March 2020 presented the world with unparalleled difficulties. With the exception of essential workers, the globe morphed into a society of shut-ins. Highways emptied. Cars sat in driveways. The world fell eerily silent. Then silence turned into murmurs. Those murmurs turned into a deafening roar as the news of George Floyd’s death swept the nation. Echoes of names and stories, both past and present reverberated to a world straining to listen: Ahmaud. Breonna. Daunte. Dead.

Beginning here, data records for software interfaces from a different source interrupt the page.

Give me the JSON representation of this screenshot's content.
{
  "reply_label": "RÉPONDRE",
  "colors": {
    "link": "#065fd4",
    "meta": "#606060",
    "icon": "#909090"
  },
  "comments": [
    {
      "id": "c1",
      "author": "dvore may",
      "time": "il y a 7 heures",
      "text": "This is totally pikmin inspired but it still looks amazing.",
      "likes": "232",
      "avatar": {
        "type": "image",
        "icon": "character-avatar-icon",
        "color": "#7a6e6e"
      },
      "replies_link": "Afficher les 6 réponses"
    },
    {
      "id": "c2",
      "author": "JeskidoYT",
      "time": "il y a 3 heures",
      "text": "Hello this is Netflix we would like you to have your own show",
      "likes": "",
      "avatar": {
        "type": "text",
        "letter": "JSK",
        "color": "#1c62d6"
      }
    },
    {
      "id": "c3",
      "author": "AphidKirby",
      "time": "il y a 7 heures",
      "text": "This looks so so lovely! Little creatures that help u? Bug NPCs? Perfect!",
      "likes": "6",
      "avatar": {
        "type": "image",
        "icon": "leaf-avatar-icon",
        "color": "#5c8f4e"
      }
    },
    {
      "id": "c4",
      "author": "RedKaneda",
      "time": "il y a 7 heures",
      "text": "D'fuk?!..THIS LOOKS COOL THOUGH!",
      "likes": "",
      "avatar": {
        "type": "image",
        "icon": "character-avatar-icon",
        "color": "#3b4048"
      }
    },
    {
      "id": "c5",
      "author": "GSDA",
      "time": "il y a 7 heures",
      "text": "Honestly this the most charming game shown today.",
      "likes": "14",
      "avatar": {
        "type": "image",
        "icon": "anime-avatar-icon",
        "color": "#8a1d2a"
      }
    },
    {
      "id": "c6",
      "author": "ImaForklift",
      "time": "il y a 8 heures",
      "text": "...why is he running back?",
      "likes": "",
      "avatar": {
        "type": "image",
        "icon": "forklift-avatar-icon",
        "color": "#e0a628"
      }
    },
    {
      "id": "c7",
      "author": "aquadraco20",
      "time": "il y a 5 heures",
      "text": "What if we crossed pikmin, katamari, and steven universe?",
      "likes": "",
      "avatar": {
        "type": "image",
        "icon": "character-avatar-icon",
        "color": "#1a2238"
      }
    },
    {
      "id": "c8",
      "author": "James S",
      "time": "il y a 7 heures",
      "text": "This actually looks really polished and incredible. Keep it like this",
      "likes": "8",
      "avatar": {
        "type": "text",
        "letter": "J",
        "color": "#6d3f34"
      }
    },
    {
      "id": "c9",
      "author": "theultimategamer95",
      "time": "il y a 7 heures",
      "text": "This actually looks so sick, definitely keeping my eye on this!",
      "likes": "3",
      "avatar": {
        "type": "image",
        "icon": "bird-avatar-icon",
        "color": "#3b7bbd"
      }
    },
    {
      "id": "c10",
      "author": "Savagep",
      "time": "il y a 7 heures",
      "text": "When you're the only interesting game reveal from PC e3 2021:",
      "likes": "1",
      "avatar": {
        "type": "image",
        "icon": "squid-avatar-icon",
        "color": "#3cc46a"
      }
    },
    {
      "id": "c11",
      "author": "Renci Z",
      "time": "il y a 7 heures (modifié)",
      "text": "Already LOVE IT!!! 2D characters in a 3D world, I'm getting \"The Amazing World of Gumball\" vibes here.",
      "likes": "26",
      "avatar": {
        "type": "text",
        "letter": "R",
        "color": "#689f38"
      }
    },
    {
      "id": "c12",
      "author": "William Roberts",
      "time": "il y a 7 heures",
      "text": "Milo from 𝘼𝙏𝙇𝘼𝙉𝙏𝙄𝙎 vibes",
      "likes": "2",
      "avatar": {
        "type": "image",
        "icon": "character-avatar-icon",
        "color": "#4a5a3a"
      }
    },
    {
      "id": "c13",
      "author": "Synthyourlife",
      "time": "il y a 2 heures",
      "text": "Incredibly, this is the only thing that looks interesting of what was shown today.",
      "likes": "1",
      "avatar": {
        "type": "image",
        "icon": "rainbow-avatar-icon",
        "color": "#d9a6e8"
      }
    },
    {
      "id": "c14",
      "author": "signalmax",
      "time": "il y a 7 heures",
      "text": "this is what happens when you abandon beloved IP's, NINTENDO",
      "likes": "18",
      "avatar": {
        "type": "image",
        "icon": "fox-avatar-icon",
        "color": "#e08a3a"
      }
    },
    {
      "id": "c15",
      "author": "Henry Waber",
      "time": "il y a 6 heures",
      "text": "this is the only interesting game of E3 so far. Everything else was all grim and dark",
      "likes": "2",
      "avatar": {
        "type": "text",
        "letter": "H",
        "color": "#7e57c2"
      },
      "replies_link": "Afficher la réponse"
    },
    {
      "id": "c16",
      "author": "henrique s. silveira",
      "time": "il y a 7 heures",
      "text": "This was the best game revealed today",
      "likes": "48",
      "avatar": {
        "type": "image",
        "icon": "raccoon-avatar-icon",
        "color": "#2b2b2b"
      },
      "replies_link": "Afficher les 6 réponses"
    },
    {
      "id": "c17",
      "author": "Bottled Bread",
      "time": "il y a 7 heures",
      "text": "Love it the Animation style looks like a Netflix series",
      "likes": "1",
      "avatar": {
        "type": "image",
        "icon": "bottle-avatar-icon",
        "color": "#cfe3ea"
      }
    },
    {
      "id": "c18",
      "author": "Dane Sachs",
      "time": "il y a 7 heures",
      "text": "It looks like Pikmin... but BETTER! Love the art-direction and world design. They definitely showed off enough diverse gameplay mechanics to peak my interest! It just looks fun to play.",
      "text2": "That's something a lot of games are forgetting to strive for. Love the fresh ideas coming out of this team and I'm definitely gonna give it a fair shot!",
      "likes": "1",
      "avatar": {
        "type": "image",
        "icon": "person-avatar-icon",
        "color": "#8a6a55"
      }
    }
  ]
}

A steady anthem of “Black lives matter!” called out to onlookers, begging that we stop turning our heads. Stop ignoring the injustice. In response, the words: “All lives matter!” devastated the Black community. But do all lives really matter? Taking the statement at face value, can we truly say with conviction we treat each life, each race, culture, and class with love and dignity—that everyone, regardless of skin color, has access to equitable opportunities?
A History Lesson of Sorts
In 1863, Abraham Lincoln put pen to paper and drafted the Emancipation Proclamation written to set slaves free—anecdotally, at least. In reality, the limitations found within this document made it a mere political move all dependent on whether the North won the war. In the 1890’s Jim Crow Laws— “a formal, codified system of racial apartheid”—brought signage of “Whites Only” and “Colored” to bathrooms, buildings and public transportation. In 1960, police escorted Ruby Bridges to the almost entirely white school amidst the protest of the community. Finally, in 1964, President Lyndon Johnson signed the Civil Rights Acts which “prohibited discrimination in public places, provided for the integration of schools and other public facilities, made employment discrimination illegal, and enforced the constitutional right to vote.”
And yet in the year 2020, Black Americans:
- lived in poverty twice as often as White Americans.
- earned a fraction of White households—just 59 cents for every dollar.
- were incarcerated nearly six times the rate of White Americans.
- had a life expectancy 3.6 years lower than White Americans.
Do Black lives matter?
- When it comes to income, Black lives are on the bottom.
- When it comes to healthcare, Black lives are on the bottom.
- When it comes to access to opportunities, Black lives are on the bottom.
Given these statistics, it looks as if Black people don’t really matter. But why?
The Least of These
James 2:8–9 warns believers against partiality—encouraging readers to “love your neighbor as yourself”, but if we have to question what qualifies a person as our neighbor, it might be time for a refresher look at the story often referred to as the Good Samaritan. We celebrate this story and glory in our present-day good neighbors! However, might we pause to remember that the wounded man looked nothing like his rescuer—that this significant detail separates a person doing a good deed from a person compelled by the gospel? Simply saying we see Black Americans as made in the image of God falls short. We must learn to advocate for our brothers and sisters of color proving to onlookers they are made in the image of God. We can no longer minimize or dismiss the real pain, the legitimate challenges, the authentic present-day fears they experience daily, and the genuine emotional exhaustion they feel simply because of the amount of melanin in their skin. We must respond as believers to the actual issue—our reluctance to stand up for those beaten and bruised. We must answer the question: Why don’t we see the lives of our Black brothers and sisters as equal? And if we do see them as equal why not stand up for them?
The silence of the past year seems distant and vague—a daydream. Mask mandates, vaccines debates, and political agendas flood our social streams and drown out the pleas of Black Americans. The news channels have moved on to bigger and better stories, and catalogued the footage, but we can rewind the tape and listen closely. We can say to our friends, neighbors, and co-workers, “Tell me your story. I’m listening. And I’m ready to do something about what I hear.”
 Luke 10:25-37